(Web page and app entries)
--------
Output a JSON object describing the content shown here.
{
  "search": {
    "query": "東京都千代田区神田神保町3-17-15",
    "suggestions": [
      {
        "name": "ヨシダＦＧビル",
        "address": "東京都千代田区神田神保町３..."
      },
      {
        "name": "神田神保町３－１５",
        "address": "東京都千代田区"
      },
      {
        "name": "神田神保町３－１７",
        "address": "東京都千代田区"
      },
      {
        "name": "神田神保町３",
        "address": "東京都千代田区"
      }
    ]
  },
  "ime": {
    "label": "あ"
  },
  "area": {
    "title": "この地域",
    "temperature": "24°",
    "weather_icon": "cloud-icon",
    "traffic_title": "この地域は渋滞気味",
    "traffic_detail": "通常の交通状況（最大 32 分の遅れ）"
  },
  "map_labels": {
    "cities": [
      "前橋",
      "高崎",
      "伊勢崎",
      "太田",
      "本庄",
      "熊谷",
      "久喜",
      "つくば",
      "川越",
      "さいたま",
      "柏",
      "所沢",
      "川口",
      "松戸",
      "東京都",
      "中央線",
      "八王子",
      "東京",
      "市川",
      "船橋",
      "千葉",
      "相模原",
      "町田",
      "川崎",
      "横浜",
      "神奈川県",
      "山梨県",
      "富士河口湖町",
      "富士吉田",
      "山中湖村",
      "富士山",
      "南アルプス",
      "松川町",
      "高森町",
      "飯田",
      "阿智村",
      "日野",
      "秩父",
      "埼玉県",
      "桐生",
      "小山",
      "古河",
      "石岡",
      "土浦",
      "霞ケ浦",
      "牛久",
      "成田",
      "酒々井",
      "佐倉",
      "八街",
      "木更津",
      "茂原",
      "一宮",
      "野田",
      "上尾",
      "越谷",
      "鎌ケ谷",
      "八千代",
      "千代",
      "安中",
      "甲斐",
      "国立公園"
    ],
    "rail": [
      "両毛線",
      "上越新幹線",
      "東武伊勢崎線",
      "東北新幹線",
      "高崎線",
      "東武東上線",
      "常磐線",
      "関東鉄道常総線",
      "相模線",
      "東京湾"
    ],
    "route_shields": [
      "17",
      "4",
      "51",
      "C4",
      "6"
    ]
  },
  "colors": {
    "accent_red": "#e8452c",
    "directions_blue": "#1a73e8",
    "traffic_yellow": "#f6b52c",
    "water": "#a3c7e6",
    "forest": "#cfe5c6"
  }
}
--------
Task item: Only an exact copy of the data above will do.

Exercise answer:
Output a JSON object describing the content shown here.
{
  "search": {
    "query": "東京都千代田区神田神保町3-17-15",
    "suggestions": [
      {
        "name": "ヨシダＦＧビル",
        "address": "東京都千代田区神田神保町３..."
      },
      {
        "name": "神田神保町３－１５",
        "address": "東京都千代田区"
      },
      {
        "name": "神田神保町３－１７",
        "address": "東京都千代田区"
      },
      {
        "name": "神田神保町３",
        "address": "東京都千代田区"
      }
    ]
  },
  "ime": {
    "label": "あ"
  },
  "area": {
    "title": "この地域",
    "temperature": "24°",
    "weather_icon": "cloud-icon",
    "traffic_title": "この地域は渋滞気味",
    "traffic_detail": "通常の交通状況（最大 32 分の遅れ）"
  },
  "map_labels": {
    "cities": [
      "前橋",
      "高崎",
      "伊勢崎",
      "太田",
      "本庄",
      "熊谷",
      "久喜",
      "つくば",
      "川越",
      "さいたま",
      "柏",
      "所沢",
      "川口",
      "松戸",
      "東京都",
      "中央線",
      "八王子",
      "東京",
      "市川",
      "船橋",
      "千葉",
      "相模原",
      "町田",
      "川崎",
      "横浜",
      "神奈川県",
      "山梨県",
      "富士河口湖町",
      "富士吉田",
      "山中湖村",
      "富士山",
      "南アルプス",
      "松川町",
      "高森町",
      "飯田",
      "阿智村",
      "日野",
      "秩父",
      "埼玉県",
      "桐生",
      "小山",
      "古河",
      "石岡",
      "土浦",
      "霞ケ浦",
      "牛久",
      "成田",
      "酒々井",
      "佐倉",
      "八街",
      "木更津",
      "茂原",
      "一宮",
      "野田",
      "上尾",
      "越谷",
      "鎌ケ谷",
      "八千代",
      "千代",
      "安中",
      "甲斐",
      "国立公園"
    ],
    "rail": [
      "両毛線",
      "上越新幹線",
      "東武伊勢崎線",
      "東北新幹線",
      "高崎線",
      "東武東上線",
      "常磐線",
      "関東鉄道常総線",
      "相模線",
      "東京湾"
    ],
    "route_shields": [
      "17",
      "4",
      "51",
      "C4",
      "6"
    ]
  },
  "colors": {
    "accent_red": "#e8452c",
    "directions_blue": "#1a73e8",
    "traffic_yellow": "#f6b52c",
    "water": "#a3c7e6",
    "forest": "#cfe5c6"
  }
}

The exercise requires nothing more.